Step 1: Get out a half-gallon of fresh, raw, creamy milk from a source you trust-- grass fed and organic are not optional here.
Step 2: Gently heat the milk to between 101 and 118 degrees F. You don't want to go above 118 or else you will start killing the enzymes in the milk (thence kind of defeating the purpose of starting with raw milk, though of course it's still going to be better than most milk). The first time I did this I borrowed a friend's meat thermometer and stopped at precisely 110 degrees, noting how hot it felt on my pinky. Since then I guesstimate. It's about the right temp when you stick your finger in and it feels hot-- too hot to keep in for long but not so hot you scald yourself. The milk should not be boiling or frothing. I use a wooden spoon to stir it every so often. The milk heats up rather quickly.
Meanwhile, have your yogurt starter waiting in the bottom of the jars you'll use. Most sources recommend about 2 T of yogurt as a starter for a half gallon. I now guesstimate; a bit more or less doesn't seem to really make that much difference. You do want enough to jump start the fermentation, but not so much that it all turns to whey.

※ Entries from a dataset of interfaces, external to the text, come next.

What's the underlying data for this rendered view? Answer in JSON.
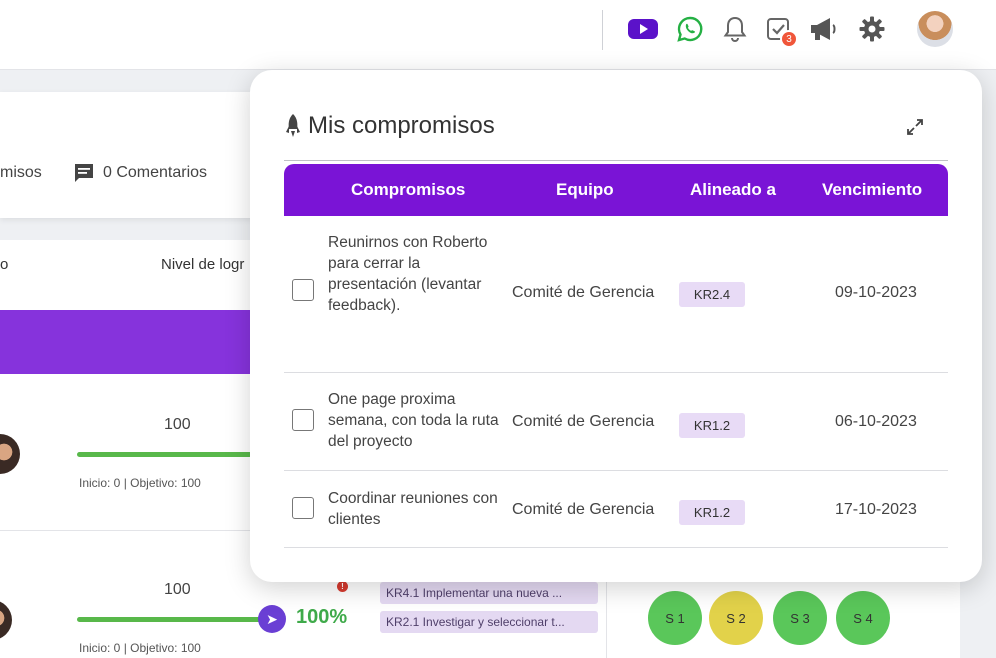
{
  "topbar": {
    "icons": [
      "youtube-icon",
      "whatsapp-icon",
      "bell-icon",
      "task-check-icon",
      "megaphone-icon",
      "gear-icon"
    ],
    "tasks_badge": "3",
    "colors": {
      "youtube": "#5b12c9",
      "whatsapp": "#25b044",
      "icon_gray": "#666666",
      "badge": "#f0563a"
    }
  },
  "background": {
    "tab_commitments_partial": "misos",
    "comments_label": "0 Comentarios",
    "column_partial": "o",
    "column_level_partial": "Nivel de logr",
    "rows": [
      {
        "value": "100",
        "range": "Inicio: 0 | Objetivo: 100"
      },
      {
        "value": "100",
        "range": "Inicio: 0 | Objetivo: 100",
        "percent": "100%"
      }
    ],
    "alert_mark": "!",
    "kr_tags": [
      "KR4.1 Implementar una nueva ...",
      "KR2.1 Investigar y seleccionar t..."
    ],
    "sprints": [
      {
        "label": "S 1",
        "color": "#5ac75a"
      },
      {
        "label": "S 2",
        "color": "#e2d24a"
      },
      {
        "label": "S 3",
        "color": "#5ac75a"
      },
      {
        "label": "S 4",
        "color": "#5ac75a"
      }
    ]
  },
  "modal": {
    "title": "Mis compromisos",
    "header_color": "#7a14d6",
    "columns": [
      "Compromisos",
      "Equipo",
      "Alineado a",
      "Vencimiento"
    ],
    "rows": [
      {
        "text": "Reunirnos con Roberto para cerrar la presentación (levantar feedback).",
        "team": "Comité de Gerencia",
        "kr": "KR2.4",
        "due": "09-10-2023"
      },
      {
        "text": "One page proxima semana, con toda la ruta del proyecto",
        "team": "Comité de Gerencia",
        "kr": "KR1.2",
        "due": "06-10-2023"
      },
      {
        "text": "Coordinar reuniones con clientes",
        "team": "Comité de Gerencia",
        "kr": "KR1.2",
        "due": "17-10-2023"
      }
    ]
  }
}
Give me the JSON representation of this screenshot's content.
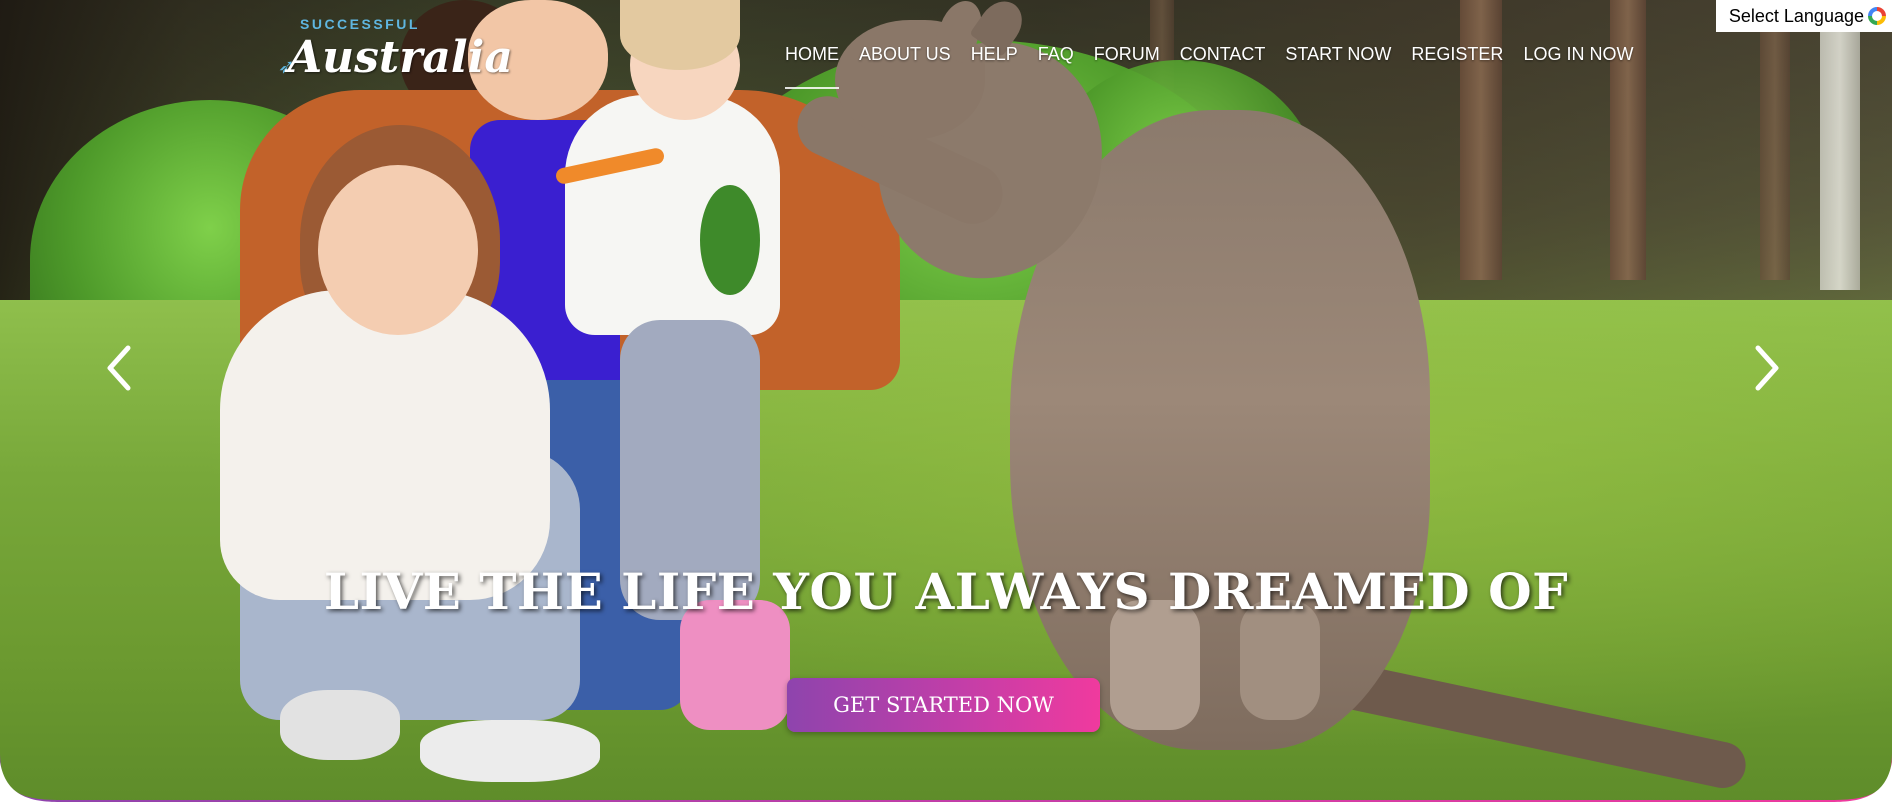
{
  "site": {
    "logo_small": "SUCCESSFUL",
    "logo_main": "Australia"
  },
  "nav": {
    "items": [
      {
        "label": "HOME",
        "active": true
      },
      {
        "label": "ABOUT US"
      },
      {
        "label": "HELP"
      },
      {
        "label": "FAQ"
      },
      {
        "label": "FORUM"
      },
      {
        "label": "CONTACT"
      },
      {
        "label": "START NOW"
      },
      {
        "label": "REGISTER"
      },
      {
        "label": "LOG IN NOW"
      }
    ]
  },
  "language": {
    "label": "Select Language",
    "icon": "google-icon"
  },
  "hero": {
    "headline": "LIVE THE LIFE YOU ALWAYS DREAMED OF",
    "cta_label": "GET STARTED NOW",
    "prev_icon": "chevron-left-icon",
    "next_icon": "chevron-right-icon"
  },
  "colors": {
    "cta_gradient_start": "#8e44ad",
    "cta_gradient_end": "#f03a9e",
    "logo_accent": "#5fb6e0",
    "nav_text": "#ffffff"
  }
}
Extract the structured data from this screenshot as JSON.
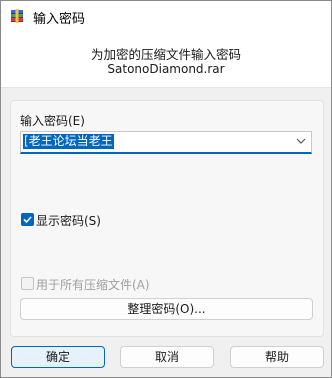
{
  "window": {
    "title": "输入密码"
  },
  "header": {
    "line1": "为加密的压缩文件输入密码",
    "filename": "SatonoDiamond.rar"
  },
  "password": {
    "label": "输入密码(E)",
    "value": "[老王论坛当老王"
  },
  "show_password": {
    "label": "显示密码(S)",
    "checked": true
  },
  "use_all_archives": {
    "label": "用于所有压缩文件(A)",
    "checked": false,
    "enabled": false
  },
  "organize_button": {
    "label": "整理密码(O)..."
  },
  "footer": {
    "ok": "确定",
    "cancel": "取消",
    "help": "帮助"
  },
  "colors": {
    "accent": "#0067c0",
    "default_button_bg": "#e5f1fb"
  }
}
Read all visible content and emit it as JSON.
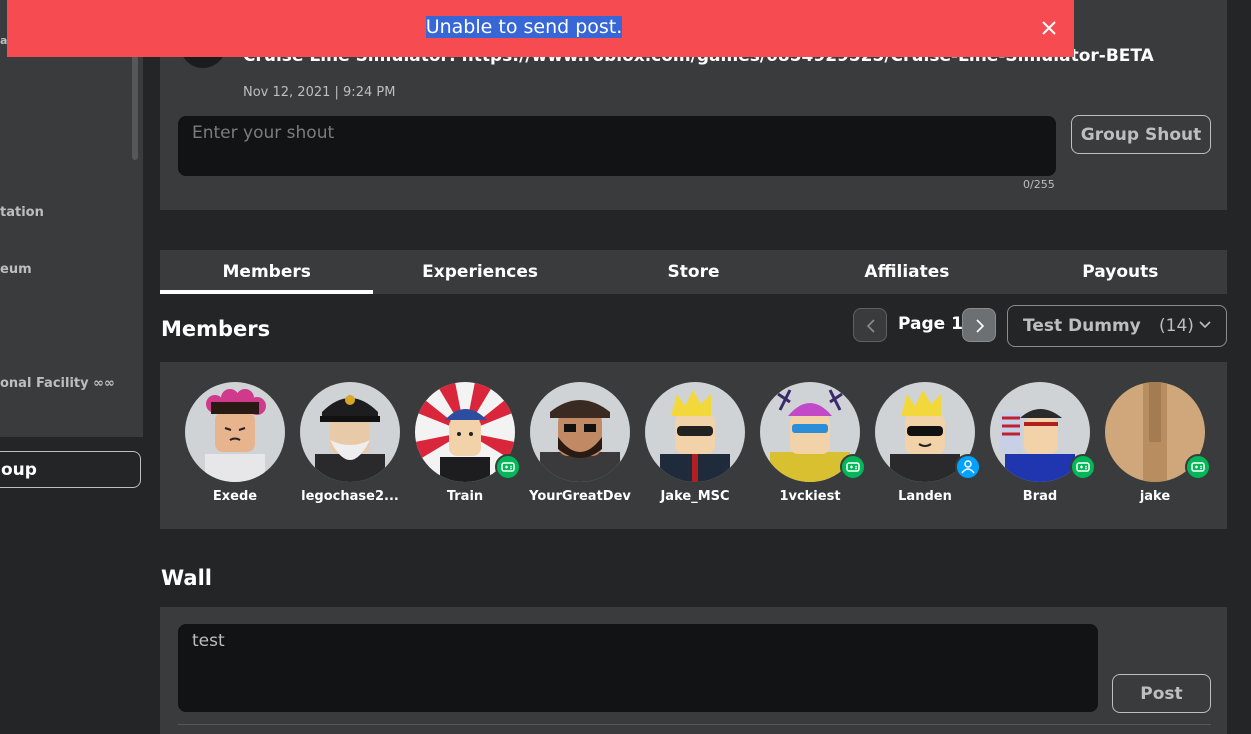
{
  "sidebar": {
    "fragments": [
      "a",
      "tation",
      "eum",
      "onal Facility ∞∞"
    ],
    "button_label": "oup"
  },
  "shout": {
    "text": "Cruise Line Simulator: https://www.roblox.com/games/6854929525/Cruise-Line-Simulator-BETA",
    "date": "Nov 12, 2021 | 9:24 PM",
    "placeholder": "Enter your shout",
    "counter": "0/255",
    "button_label": "Group Shout"
  },
  "tabs": [
    {
      "label": "Members",
      "active": true
    },
    {
      "label": "Experiences",
      "active": false
    },
    {
      "label": "Store",
      "active": false
    },
    {
      "label": "Affiliates",
      "active": false
    },
    {
      "label": "Payouts",
      "active": false
    }
  ],
  "members_section": {
    "title": "Members",
    "page_label": "Page 1",
    "role_name": "Test Dummy",
    "role_count": "(14)",
    "members": [
      {
        "name": "Exede",
        "status": "none"
      },
      {
        "name": "legochase2...",
        "status": "none"
      },
      {
        "name": "Train",
        "status": "in-game"
      },
      {
        "name": "YourGreatDev",
        "status": "none"
      },
      {
        "name": "Jake_MSC",
        "status": "none"
      },
      {
        "name": "1vckiest",
        "status": "in-game"
      },
      {
        "name": "Landen",
        "status": "online"
      },
      {
        "name": "Brad",
        "status": "in-game"
      },
      {
        "name": "jake",
        "status": "in-game"
      }
    ]
  },
  "wall": {
    "title": "Wall",
    "input_value": "test",
    "post_label": "Post"
  },
  "banner": {
    "message": "Unable to send post.",
    "color": "#f74b52"
  }
}
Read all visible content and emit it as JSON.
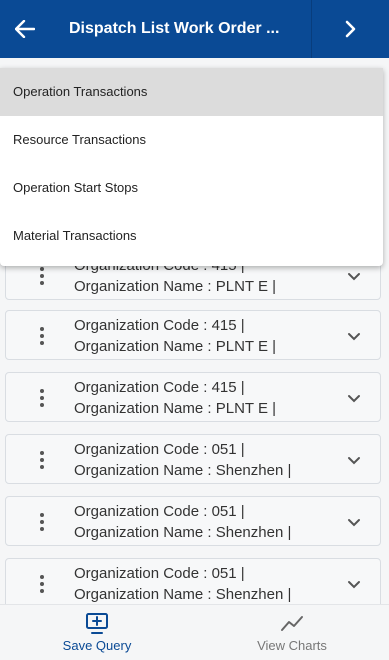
{
  "header": {
    "title": "Dispatch List Work Order ...",
    "back_icon": "arrow-left-icon",
    "next_icon": "chevron-right-icon"
  },
  "menu": {
    "items": [
      {
        "label": "Operation Transactions",
        "active": true
      },
      {
        "label": "Resource Transactions",
        "active": false
      },
      {
        "label": "Operation Start Stops",
        "active": false
      },
      {
        "label": "Material Transactions",
        "active": false
      }
    ]
  },
  "list": {
    "items": [
      {
        "line1": "Organization Code : 415 |",
        "line2": "Organization Name : PLNT E |"
      },
      {
        "line1": "Organization Code : 415 |",
        "line2": "Organization Name : PLNT E |"
      },
      {
        "line1": "Organization Code : 415 |",
        "line2": "Organization Name : PLNT E |"
      },
      {
        "line1": "Organization Code : 051 |",
        "line2": "Organization Name : Shenzhen |"
      },
      {
        "line1": "Organization Code : 051 |",
        "line2": "Organization Name : Shenzhen |"
      },
      {
        "line1": "Organization Code : 051 |",
        "line2": "Organization Name : Shenzhen |"
      }
    ]
  },
  "bottom_bar": {
    "save_query": "Save Query",
    "view_charts": "View Charts"
  },
  "colors": {
    "header": "#0a4a95",
    "active_tab": "#0a4a95",
    "inactive_tab": "#777777"
  }
}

Optional Step 4- Thickening the Yogurt: I usually do this with half of the yogurt if it's too runny-- strain it through a coffee filter in a strainer over a glass bowl for a few hours. Keep the liquid (whey) and use it in smoothies, soaking grains, baking or as a probiotic supplement (it's tangy and not bad tasting). The yogurt remaining will be as thick and creamy as you want it to be. If you let it keep dripping then you'll end up with raw cream cheese (yum!!). I don't bother dripping the yogurt we use for smoothies since it gets slushed up anyway! :)
My favorite ways to enjoy yogurt are with just-fruit jam in it and a dusting of cinnamon, or with fresh or frozen berries, cinnamon, ginger and raw honey or Grade B maple syrup drizzled on it. Eowyn is quite a fan as well!